■ What is needed
Say the data back exactly as it is written below.

◇ ◇ ◇ ◇

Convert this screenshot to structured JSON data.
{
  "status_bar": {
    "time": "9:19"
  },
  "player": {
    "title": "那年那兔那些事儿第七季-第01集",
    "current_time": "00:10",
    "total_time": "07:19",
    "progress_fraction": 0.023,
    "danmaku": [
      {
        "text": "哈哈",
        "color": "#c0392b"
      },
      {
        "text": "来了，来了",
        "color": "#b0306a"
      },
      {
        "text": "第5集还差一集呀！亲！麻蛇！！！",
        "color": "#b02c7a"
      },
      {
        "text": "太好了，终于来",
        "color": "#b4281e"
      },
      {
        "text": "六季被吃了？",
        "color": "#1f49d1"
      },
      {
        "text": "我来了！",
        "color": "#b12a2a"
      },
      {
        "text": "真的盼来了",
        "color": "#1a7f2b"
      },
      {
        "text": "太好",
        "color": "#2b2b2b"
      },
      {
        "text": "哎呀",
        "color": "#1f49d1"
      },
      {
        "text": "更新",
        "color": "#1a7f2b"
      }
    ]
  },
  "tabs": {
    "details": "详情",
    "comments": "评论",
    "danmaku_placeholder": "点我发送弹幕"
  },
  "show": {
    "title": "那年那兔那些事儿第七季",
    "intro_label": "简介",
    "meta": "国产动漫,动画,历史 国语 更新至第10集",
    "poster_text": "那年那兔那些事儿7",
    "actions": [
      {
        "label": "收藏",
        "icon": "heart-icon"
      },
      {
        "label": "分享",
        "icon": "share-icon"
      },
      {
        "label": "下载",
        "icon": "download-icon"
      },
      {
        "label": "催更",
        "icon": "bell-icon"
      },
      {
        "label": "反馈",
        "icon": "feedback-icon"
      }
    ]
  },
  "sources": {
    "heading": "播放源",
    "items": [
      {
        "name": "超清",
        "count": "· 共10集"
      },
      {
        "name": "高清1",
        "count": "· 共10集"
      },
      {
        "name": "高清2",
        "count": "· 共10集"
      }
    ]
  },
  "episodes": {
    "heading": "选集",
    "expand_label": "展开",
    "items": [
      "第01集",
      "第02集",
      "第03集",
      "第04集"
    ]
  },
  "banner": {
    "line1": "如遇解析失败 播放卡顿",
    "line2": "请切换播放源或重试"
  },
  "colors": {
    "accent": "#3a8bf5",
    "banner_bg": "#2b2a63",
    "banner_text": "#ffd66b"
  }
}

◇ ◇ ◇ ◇

■ Solution
Convert this screenshot to structured JSON data.
{
  "status_bar": {
    "time": "9:19"
  },
  "player": {
    "title": "那年那兔那些事儿第七季-第01集",
    "current_time": "00:10",
    "total_time": "07:19",
    "progress_fraction": 0.023,
    "danmaku": [
      {
        "text": "哈哈",
        "color": "#c0392b"
      },
      {
        "text": "来了，来了",
        "color": "#b0306a"
      },
      {
        "text": "第5集还差一集呀！亲！麻蛇！！！",
        "color": "#b02c7a"
      },
      {
        "text": "太好了，终于来",
        "color": "#b4281e"
      },
      {
        "text": "六季被吃了？",
        "color": "#1f49d1"
      },
      {
        "text": "我来了！",
        "color": "#b12a2a"
      },
      {
        "text": "真的盼来了",
        "color": "#1a7f2b"
      },
      {
        "text": "太好",
        "color": "#2b2b2b"
      },
      {
        "text": "哎呀",
        "color": "#1f49d1"
      },
      {
        "text": "更新",
        "color": "#1a7f2b"
      }
    ]
  },
  "tabs": {
    "details": "详情",
    "comments": "评论",
    "danmaku_placeholder": "点我发送弹幕"
  },
  "show": {
    "title": "那年那兔那些事儿第七季",
    "intro_label": "简介",
    "meta": "国产动漫,动画,历史 国语 更新至第10集",
    "poster_text": "那年那兔那些事儿7",
    "actions": [
      {
        "label": "收藏",
        "icon": "heart-icon"
      },
      {
        "label": "分享",
        "icon": "share-icon"
      },
      {
        "label": "下载",
        "icon": "download-icon"
      },
      {
        "label": "催更",
        "icon": "bell-icon"
      },
      {
        "label": "反馈",
        "icon": "feedback-icon"
      }
    ]
  },
  "sources": {
    "heading": "播放源",
    "items": [
      {
        "name": "超清",
        "count": "· 共10集"
      },
      {
        "name": "高清1",
        "count": "· 共10集"
      },
      {
        "name": "高清2",
        "count": "· 共10集"
      }
    ]
  },
  "episodes": {
    "heading": "选集",
    "expand_label": "展开",
    "items": [
      "第01集",
      "第02集",
      "第03集",
      "第04集"
    ]
  },
  "banner": {
    "line1": "如遇解析失败 播放卡顿",
    "line2": "请切换播放源或重试"
  },
  "colors": {
    "accent": "#3a8bf5",
    "banner_bg": "#2b2a63",
    "banner_text": "#ffd66b"
  }
}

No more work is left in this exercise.